In today’s How To, we’ll write a small program in Python that searches the photo sharing site Flickr for images with a given tag, downloads them, and then glitches them out. We won’t presume you know anything about Python programming, but we also won’t cover it in much depth–the goal is for you to understand just enough about this small program to modify it to suit your purposes, even if it’s not 100% clear what’s happening at every stage.
First you’ll need to be sure you have Python installed and know how to run Python programs. We recommend the excellent Learning Python the Hard Way for a straightforward guide to getting up and running with Python on your choice of computer, available online for free. Do at least Exercise 0 in that guide to be sure you have Python installed and know how to run it.
Next, you’ll need a few modules which add extra functionality to Python: PIL (not the band) for image manipulation and BeautifulSoup to parse Flickr’s search results. We’d also recommend using easy_install or pip when adding new modules to your Python setup.
Then, fire up your text editor of choice and enter this code:
For the most part, this code should read like a description of what the program will do in plain English (plus some funky punctuation and that __name__ == ‘__main__’ thing which you can ignore for now). The first few lines tell Python to load in the modules we’ll be using to write the program.

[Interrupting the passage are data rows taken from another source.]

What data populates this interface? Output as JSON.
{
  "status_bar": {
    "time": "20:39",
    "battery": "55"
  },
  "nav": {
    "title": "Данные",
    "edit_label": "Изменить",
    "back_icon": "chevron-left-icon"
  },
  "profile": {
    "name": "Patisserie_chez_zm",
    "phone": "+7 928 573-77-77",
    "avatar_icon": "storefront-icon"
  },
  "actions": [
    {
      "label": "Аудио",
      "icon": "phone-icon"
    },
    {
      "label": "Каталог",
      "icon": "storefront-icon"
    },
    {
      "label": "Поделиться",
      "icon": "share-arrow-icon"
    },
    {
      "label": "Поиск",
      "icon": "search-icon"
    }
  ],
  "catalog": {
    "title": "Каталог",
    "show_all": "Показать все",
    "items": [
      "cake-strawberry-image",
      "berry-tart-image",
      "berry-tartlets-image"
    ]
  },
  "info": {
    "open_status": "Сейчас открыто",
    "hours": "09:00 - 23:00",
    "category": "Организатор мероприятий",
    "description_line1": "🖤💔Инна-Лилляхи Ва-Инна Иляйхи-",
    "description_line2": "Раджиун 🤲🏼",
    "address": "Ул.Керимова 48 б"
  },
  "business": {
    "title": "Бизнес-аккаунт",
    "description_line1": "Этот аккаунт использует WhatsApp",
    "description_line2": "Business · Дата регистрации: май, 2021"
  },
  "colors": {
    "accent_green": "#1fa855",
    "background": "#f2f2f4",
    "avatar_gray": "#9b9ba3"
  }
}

The commands “find_an_image,” “download_an_image,” and “glitch_an_image” are commands that we’ll define ourselves in just a minute. Basically, our program will find an image on Flickr that uses the tag ‘art,’ download the image, glitch the image, and finally print out the image’s filename. You can change ‘art’ to any keyword you like. We might be a little biased here, so we’re just going to leave it like that.
So let’s define the find_an_image command:

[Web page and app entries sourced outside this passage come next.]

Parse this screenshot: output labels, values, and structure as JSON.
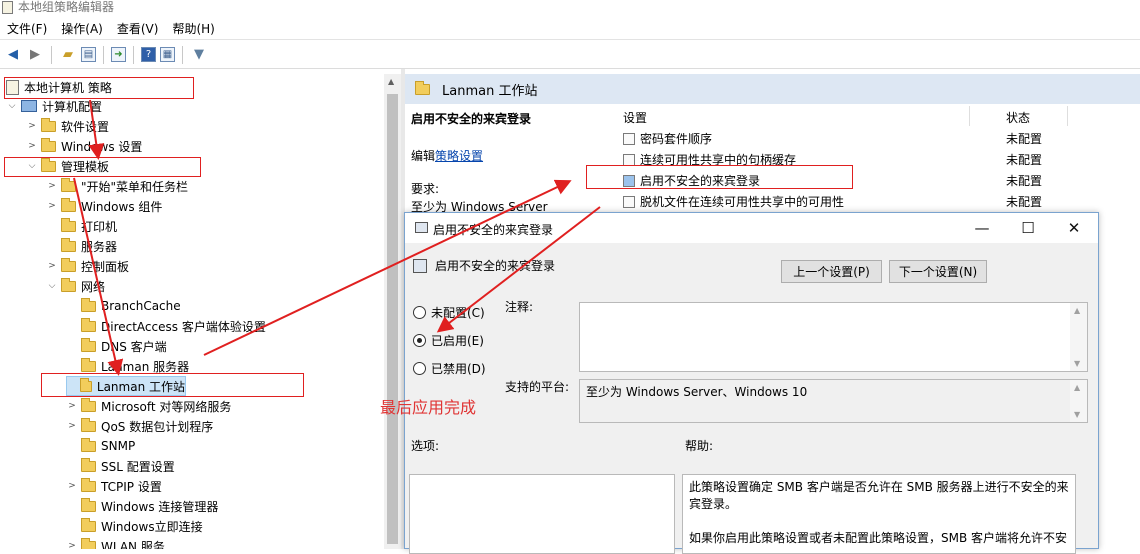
{
  "window": {
    "title": "本地组策略编辑器"
  },
  "menu": [
    "文件(F)",
    "操作(A)",
    "查看(V)",
    "帮助(H)"
  ],
  "toolbar": {
    "icons": [
      "back-arrow-icon",
      "forward-arrow-icon",
      "folder-up-icon",
      "show-hide-tree-icon",
      "export-list-icon",
      "help-icon",
      "properties-icon",
      "filter-icon"
    ]
  },
  "tree": {
    "root": "本地计算机 策略",
    "computer_config": "计算机配置",
    "software": "软件设置",
    "windows_settings": "Windows 设置",
    "admin_templates": "管理模板",
    "start_menu": "\"开始\"菜单和任务栏",
    "windows_components": "Windows 组件",
    "printers": "打印机",
    "server": "服务器",
    "control_panel": "控制面板",
    "network": "网络",
    "branchcache": "BranchCache",
    "directaccess": "DirectAccess 客户端体验设置",
    "dns": "DNS 客户端",
    "lanman_server": "Lanman 服务器",
    "lanman_workstation": "Lanman 工作站",
    "ms_network": "Microsoft 对等网络服务",
    "qos": "QoS 数据包计划程序",
    "snmp": "SNMP",
    "ssl": "SSL 配置设置",
    "tcpip": "TCPIP 设置",
    "wcm": "Windows 连接管理器",
    "wconnect": "Windows立即连接",
    "wlan": "WLAN 服务"
  },
  "right": {
    "header": "Lanman 工作站",
    "desc_title": "启用不安全的来宾登录",
    "edit_prefix": "编辑",
    "edit_link": "策略设置",
    "req_label": "要求:",
    "req_value": "至少为 Windows Server",
    "col_setting": "设置",
    "col_state": "状态",
    "rows": [
      {
        "name": "密码套件顺序",
        "state": "未配置"
      },
      {
        "name": "连续可用性共享中的句柄缓存",
        "state": "未配置"
      },
      {
        "name": "启用不安全的来宾登录",
        "state": "未配置"
      },
      {
        "name": "脱机文件在连续可用性共享中的可用性",
        "state": "未配置"
      }
    ]
  },
  "dialog": {
    "title": "启用不安全的来宾登录",
    "subtitle": "启用不安全的来宾登录",
    "prev": "上一个设置(P)",
    "next": "下一个设置(N)",
    "minimize": "—",
    "maximize": "☐",
    "close": "✕",
    "radio_not_configured": "未配置(C)",
    "radio_enabled": "已启用(E)",
    "radio_disabled": "已禁用(D)",
    "selected": "enabled",
    "comment_label": "注释:",
    "comment_value": "",
    "platform_label": "支持的平台:",
    "platform_value": "至少为 Windows Server、Windows 10",
    "options_label": "选项:",
    "help_label": "帮助:",
    "help_text_1": "此策略设置确定 SMB 客户端是否允许在 SMB 服务器上进行不安全的来宾登录。",
    "help_text_2": "如果你启用此策略设置或者未配置此策略设置，SMB 客户端将允许不安"
  },
  "annotation": {
    "text": "最后应用完成",
    "color": "#e03535"
  }
}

The ‘find_an_image‘ command constructs a URL that points to Flickr’s RSS feed for images tagged with a certain keyword. Then it gets a list of all the images, chooses one at random and returns it.

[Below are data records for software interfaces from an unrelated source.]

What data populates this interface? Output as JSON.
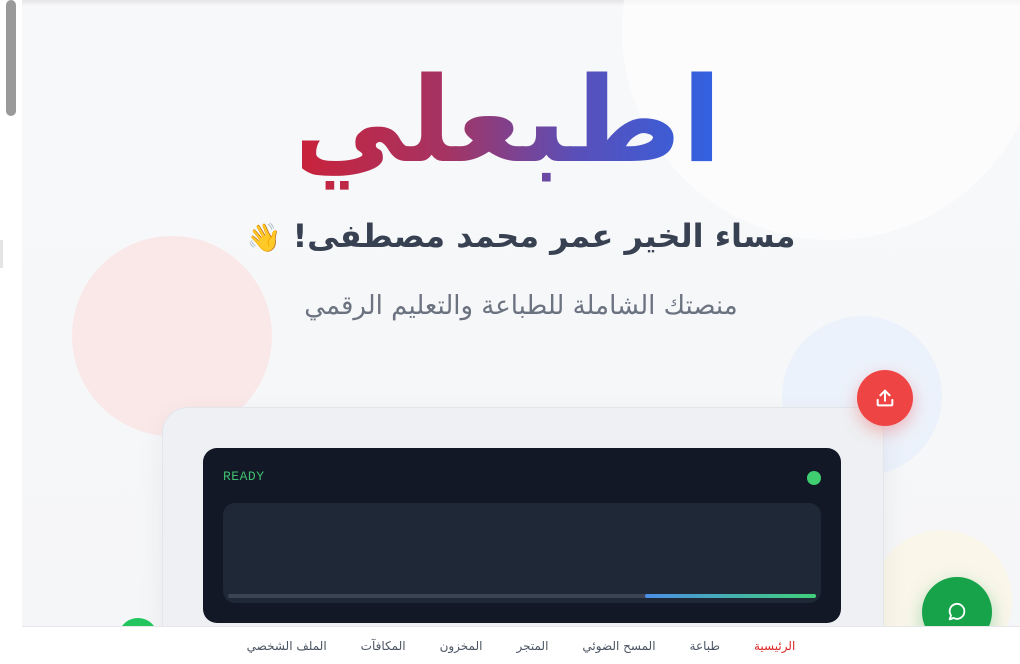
{
  "brand": {
    "logo_text": "اطبعلي",
    "gradient_colors": [
      "#c8233c",
      "#a43464",
      "#5a4fb8",
      "#2f63e3"
    ]
  },
  "hero": {
    "greeting": "مساء الخير عمر محمد مصطفى!",
    "greeting_emoji": "👋",
    "tagline": "منصتك الشاملة للطباعة والتعليم الرقمي"
  },
  "printer": {
    "status_text": "READY",
    "status_led_color": "#3fce70",
    "progress_fraction": 0.29
  },
  "fab": {
    "upload_icon": "upload-icon",
    "upload_color": "#ef4444",
    "chat_icon": "chat-bubble-icon",
    "chat_color": "#16a34a"
  },
  "bottom_nav": {
    "items": [
      {
        "label": "الرئيسية",
        "active": true
      },
      {
        "label": "طباعة",
        "active": false
      },
      {
        "label": "المسح الضوئي",
        "active": false
      },
      {
        "label": "المتجر",
        "active": false
      },
      {
        "label": "المخزون",
        "active": false
      },
      {
        "label": "المكافآت",
        "active": false
      },
      {
        "label": "الملف الشخصي",
        "active": false
      }
    ],
    "active_color": "#dc2626"
  }
}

Now to download the image:
The ‘download_an_image‘ command just saves the file to the same folder your program is in–pretty simple. But here’s the fun part, glitch_an_image:
Again, we’re using a command here that we haven’t defined yet but will in a moment: ‘splice_a_chunk_in_a_file()‘. But first to summarize, the ‘glitch_an_image‘ command opens the original image file, reads its contents and stores them as ‘file_data‘, then does our ‘splice_a_chunk_in_a_file()‘ method on the data some random number of times between 1 and 5, and finally writes the new glitched image out to disk. So let’s define ‘splice_a_chunk_in_a_file,’ where the glitchiness happens. We’ll also define a helper method called ‘get_random_start_and_end_points_in_file.’
The ‘splice_a_chunk_in_a_file‘ command picks out a random chunk of the file, duplicates it several times, and then inserts that chunk at some other random position in the file. This is the digital photo equivalent of a biological virus that randomly inserts junk sequences into DNA. When your computer tries to display the image it will freak out and (if you’re lucky) show you a weird, colorful glitch.
So now you have a simple Flickr photo glitcher. Save a separate copy of the script as a backup, and then just start messing with the code! A good way to experiment is to change the hardcoded numbers. For example, in ‘get_random_start_and_end_points_in_file‘, the number ‘2500’ is used as the minimum starting point. Try changing that to something lower or higher and see what happens. You should also mess around with the numbers anywhere you see a ‘random.randint(1,5).’ The worst that will happen is that the program will crash or your image won’t be viewable, but that’s the life of a glitch artist, baby!